The first packages of sanctions blacklisted President Lukashenko and dozens of officials, and Tsikhanouskaya’s actions greatly influenced the adoption of the third package of sanctions against Belarusian units. This time, the list included 29 individuals and seven companies involved in repressions against Belarusians. The two main European banks, the EBRD and the EIB, have suspended all operations in the country with the exception of ongoing projects. The EU has now otherwise channeled funds previously directed to Minsk to support civil society. The Baltic countries and Poland have liberalized visa processing for the country’s opposition leaders who have not yet been imprisoned in their home country and receive virtually all opposition leaders who want to flee their country. Germany, which until now has been silent, is embarking on large-scale civic-level interaction projects.
Published data on the draft state budget for 2021 revealed that Belarus is aiming at increasing defense and law enforcement spending by about 12 percent as compared to 2020. Meanwhile, inflation in 2020 is likely to exceed 7% and the Belarusian ruble has devalued by 16%. So in reality, national defense spending has declined significantly this year. The Department of Defense’s plans to purchase four additional Su-30SM fighters have been halted.

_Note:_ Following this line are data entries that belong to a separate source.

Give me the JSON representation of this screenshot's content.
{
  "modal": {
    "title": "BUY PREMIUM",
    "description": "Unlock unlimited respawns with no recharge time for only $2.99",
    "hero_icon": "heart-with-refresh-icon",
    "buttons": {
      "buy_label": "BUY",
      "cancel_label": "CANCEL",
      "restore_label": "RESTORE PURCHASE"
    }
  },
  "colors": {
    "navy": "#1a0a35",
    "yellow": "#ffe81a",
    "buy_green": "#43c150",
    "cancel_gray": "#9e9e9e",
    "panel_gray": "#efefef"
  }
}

At the same time, the authorities are not optimistic that they can improve the economic situation in the coming year. Disputes over the price of energy sold to Belarus have also intensified.

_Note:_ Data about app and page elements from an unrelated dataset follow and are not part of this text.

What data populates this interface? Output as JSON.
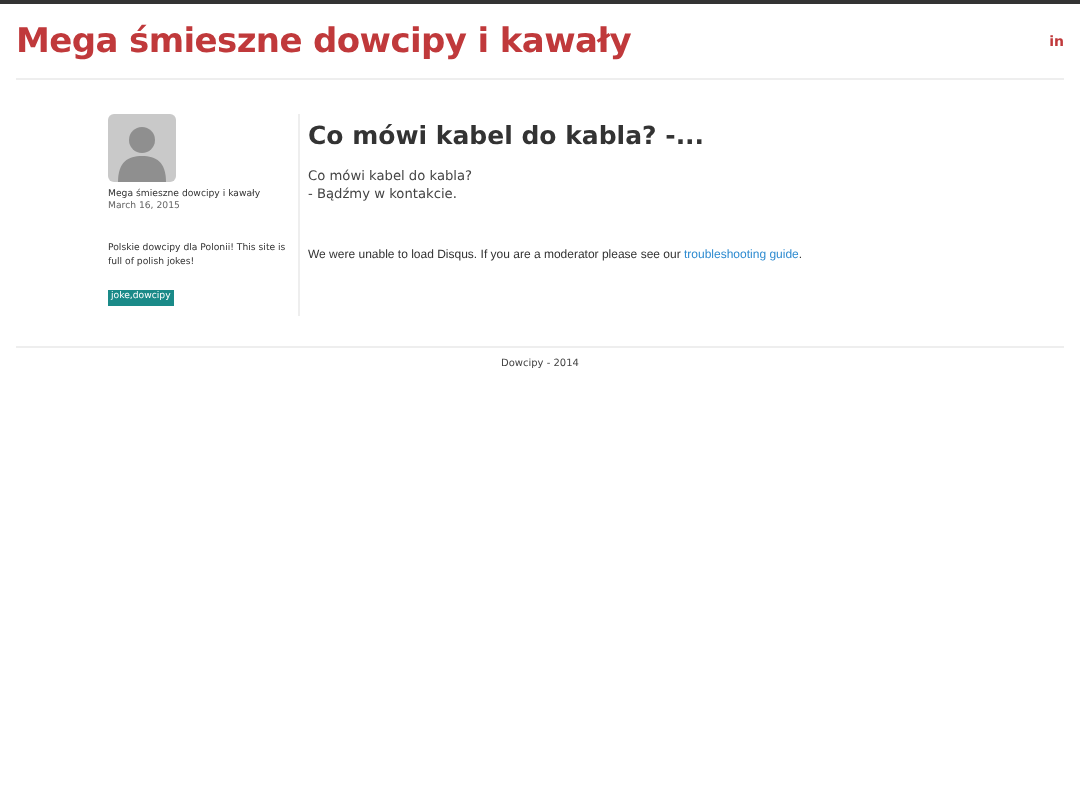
{
  "header": {
    "title": "Mega śmieszne dowcipy i kawały",
    "social_link": "in"
  },
  "sidebar": {
    "author": "Mega śmieszne dowcipy i kawały",
    "date": "March 16, 2015",
    "description": "Polskie dowcipy dla Polonii! This site is full of polish jokes!",
    "tag": "joke,dowcipy"
  },
  "post": {
    "title": "Co mówi kabel do kabla? -...",
    "lines": [
      "Co mówi kabel do kabla?",
      "- Bądźmy w kontakcie."
    ],
    "disqus_text": "We were unable to load Disqus. If you are a moderator please see our ",
    "disqus_link": "troubleshooting guide",
    "disqus_end": "."
  },
  "footer": {
    "text": "Dowcipy - 2014"
  }
}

While there is little in the European Union’s toolbox to influence Minsk, one can ask if there is also something we could learn from the EU’s porcelain polished promises given to Maidan at the Munich Security Forum in January 2014 of a “fast track” to EU prosperity.
The sectoral sanctions are not yet in the EU’s range of options as they are feared to make Belarus increasingly dependent on Russian energy supplies. In this chess game, Russia takes the winnings from the West in all volumes of foreign trade, in the amount of foreign investment, in security and military cooperation and in cultural and information visibility. The West can mainly provide humanitarian support to the opposition, continue to cooperate with civil society in ongoing projects and develop more cooperation in the scientific and cultural sectors. The World Bank is showing direction here, opening up new project applications for the development of the education sector.
In the early part of President Biden’s administration, the east-west political zero-sum game for Belarus is likely to intensify. New game rules will be tested and old coalition structures will come under pressure. The crisis of Belarus and its opposition´s neutrality aspirations will bring up pent-up political passions. At the same time, it threatens to take Ukraine, unnoticed, backwards from its path of peaceful development. From big power capitals these issues are and will be set up together, not apart from each other.
With the possible deepening and widening of the crisis in Belarus, the EU should also prepare for a gloomy scenario. Belarus is now a creeping crisis and it is no longer just a conflict. In the worst case, it could continue to mutate into a great power conflict radiating the stability of the axis of the Baltic-Black Seas if its importance is downplayed in the West and reciprocally perceived in Moscow as a question of prestige.